In 2011, New York prosecutors charged a 22-year-old Syracuse man who had neglected to tell his sexual partner he had HIV and subsequently infected him with a felony. But two lower courts ruled the charge should be switched to a misdemeanor, and yesterday the New York State Court of Appeals upheld those decisions, agreeing Terrance Williams should face a misdemeanor reckless endangerment charge instead, the AP reports. Although the court majority wrote that Williams' actions were "reckless, selfish, and reprehensible," they found he didn't show "depraved indifference"—a required element of a felony charge. One judge did dissent, writing that Williams lied more than once, showing "utter indifference" to his partner.
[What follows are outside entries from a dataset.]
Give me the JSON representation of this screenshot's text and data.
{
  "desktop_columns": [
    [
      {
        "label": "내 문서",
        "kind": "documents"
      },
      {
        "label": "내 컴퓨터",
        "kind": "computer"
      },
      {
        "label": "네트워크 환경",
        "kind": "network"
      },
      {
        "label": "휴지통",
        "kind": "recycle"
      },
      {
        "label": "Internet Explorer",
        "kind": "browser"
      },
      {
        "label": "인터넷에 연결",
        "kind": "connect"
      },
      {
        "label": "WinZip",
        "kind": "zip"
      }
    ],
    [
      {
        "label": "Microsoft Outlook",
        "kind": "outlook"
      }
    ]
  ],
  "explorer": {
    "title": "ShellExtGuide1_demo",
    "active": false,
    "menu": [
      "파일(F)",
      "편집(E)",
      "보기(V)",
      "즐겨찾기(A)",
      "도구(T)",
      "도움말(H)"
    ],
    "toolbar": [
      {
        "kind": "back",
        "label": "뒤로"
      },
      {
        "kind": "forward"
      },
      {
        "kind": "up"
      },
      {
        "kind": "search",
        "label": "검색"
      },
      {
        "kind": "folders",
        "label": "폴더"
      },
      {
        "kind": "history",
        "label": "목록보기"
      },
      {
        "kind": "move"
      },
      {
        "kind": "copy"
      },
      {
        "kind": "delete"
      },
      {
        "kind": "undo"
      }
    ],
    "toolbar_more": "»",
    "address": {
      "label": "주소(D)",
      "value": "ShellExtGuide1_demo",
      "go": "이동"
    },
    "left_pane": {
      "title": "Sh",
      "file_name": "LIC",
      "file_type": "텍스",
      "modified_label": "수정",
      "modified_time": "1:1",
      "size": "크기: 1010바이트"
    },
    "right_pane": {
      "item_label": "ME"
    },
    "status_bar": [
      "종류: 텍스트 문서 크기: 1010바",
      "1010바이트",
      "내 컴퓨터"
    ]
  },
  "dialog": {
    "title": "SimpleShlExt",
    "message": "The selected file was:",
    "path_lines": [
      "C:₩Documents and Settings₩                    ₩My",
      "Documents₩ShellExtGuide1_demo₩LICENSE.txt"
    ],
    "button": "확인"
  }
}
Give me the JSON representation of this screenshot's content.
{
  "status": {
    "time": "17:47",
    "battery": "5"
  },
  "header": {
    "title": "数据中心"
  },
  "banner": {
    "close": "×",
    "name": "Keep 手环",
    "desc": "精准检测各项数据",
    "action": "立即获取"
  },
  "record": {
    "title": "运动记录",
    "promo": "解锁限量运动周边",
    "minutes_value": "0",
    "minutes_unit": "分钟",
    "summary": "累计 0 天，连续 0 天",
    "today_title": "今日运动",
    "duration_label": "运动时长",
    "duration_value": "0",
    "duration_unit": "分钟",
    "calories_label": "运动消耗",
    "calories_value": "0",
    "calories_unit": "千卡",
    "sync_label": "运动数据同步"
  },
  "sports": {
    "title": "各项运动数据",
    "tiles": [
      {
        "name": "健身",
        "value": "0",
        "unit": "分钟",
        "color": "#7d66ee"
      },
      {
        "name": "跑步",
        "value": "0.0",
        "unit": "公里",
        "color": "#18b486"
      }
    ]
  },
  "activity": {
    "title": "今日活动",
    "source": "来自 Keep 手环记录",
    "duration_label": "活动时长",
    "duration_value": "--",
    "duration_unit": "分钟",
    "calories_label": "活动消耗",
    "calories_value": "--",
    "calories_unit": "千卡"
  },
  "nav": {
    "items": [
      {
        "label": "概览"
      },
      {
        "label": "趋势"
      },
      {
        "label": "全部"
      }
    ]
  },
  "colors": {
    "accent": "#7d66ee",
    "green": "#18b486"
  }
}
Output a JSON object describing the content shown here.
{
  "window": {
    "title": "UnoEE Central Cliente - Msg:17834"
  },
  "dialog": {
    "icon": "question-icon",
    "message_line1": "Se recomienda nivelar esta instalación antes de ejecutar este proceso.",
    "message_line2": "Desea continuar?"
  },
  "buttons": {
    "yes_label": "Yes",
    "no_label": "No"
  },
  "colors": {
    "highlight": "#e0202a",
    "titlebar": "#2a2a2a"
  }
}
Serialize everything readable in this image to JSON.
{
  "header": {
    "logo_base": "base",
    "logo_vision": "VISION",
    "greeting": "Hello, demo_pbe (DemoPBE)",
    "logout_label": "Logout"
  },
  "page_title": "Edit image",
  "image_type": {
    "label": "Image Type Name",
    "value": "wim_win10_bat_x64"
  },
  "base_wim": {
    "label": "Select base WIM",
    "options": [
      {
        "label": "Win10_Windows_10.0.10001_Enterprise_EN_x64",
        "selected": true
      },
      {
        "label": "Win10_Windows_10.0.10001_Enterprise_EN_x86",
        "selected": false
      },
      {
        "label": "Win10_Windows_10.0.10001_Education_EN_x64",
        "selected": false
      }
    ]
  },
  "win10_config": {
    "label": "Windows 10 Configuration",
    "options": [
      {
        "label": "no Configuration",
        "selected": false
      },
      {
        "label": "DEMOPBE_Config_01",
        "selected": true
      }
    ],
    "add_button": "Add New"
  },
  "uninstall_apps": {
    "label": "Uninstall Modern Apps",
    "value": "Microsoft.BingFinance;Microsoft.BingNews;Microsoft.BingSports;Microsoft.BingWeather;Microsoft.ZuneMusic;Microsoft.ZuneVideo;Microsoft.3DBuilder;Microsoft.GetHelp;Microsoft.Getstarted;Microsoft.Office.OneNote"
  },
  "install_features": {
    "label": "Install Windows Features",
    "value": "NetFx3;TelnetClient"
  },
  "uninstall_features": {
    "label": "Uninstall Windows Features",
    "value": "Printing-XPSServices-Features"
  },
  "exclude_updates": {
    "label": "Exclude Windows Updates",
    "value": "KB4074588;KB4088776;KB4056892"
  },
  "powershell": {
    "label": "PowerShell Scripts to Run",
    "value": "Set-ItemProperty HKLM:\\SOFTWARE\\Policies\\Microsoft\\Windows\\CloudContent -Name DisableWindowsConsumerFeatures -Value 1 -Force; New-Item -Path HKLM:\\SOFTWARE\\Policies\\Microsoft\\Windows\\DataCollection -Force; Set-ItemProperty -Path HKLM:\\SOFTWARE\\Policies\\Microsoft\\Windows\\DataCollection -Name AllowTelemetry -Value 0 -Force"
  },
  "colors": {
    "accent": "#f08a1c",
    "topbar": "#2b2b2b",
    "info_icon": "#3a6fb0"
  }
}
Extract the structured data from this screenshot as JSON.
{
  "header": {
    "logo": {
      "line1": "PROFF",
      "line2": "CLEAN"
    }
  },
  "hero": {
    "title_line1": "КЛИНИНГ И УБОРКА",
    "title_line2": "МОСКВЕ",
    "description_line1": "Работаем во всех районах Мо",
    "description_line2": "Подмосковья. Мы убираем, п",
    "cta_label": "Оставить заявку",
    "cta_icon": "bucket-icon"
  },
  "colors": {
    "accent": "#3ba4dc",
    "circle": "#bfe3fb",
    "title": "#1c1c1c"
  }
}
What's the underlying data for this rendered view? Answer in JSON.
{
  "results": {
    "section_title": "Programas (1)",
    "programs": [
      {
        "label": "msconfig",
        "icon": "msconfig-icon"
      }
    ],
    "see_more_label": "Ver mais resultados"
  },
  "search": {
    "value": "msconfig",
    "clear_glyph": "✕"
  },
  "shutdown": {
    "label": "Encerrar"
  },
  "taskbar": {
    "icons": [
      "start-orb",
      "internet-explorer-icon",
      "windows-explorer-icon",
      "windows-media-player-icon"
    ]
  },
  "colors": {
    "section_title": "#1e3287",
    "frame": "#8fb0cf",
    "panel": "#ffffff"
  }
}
Williams was found to be HIV positive in December 2009, the Syracuse Post-Standard reported in 2011. He then had sexual relations with the unnamed partner between July and November 2010; the victim was diagnosed as HIV positive in February 2011. Court papers cited in the Post-Standard say Williams sent a remorseful, "guilt-ridden" message to the victim in April 2011. Williams' appellate lawyer argued that the partner's risk of contracting HIV after four or five sexual encounters was "low" and the chances of dying from it "extraordinarily low" thanks to treatment advances. The assistant district attorney disagreed, saying, "It's still a potentially deadly disease. It's not always a death sentence, but it can be." If convicted of the misdemeanor, Williams could face a year in jail, as opposed to the seven the felony charge could have brought, the AP notes. (Read more HIV stories.)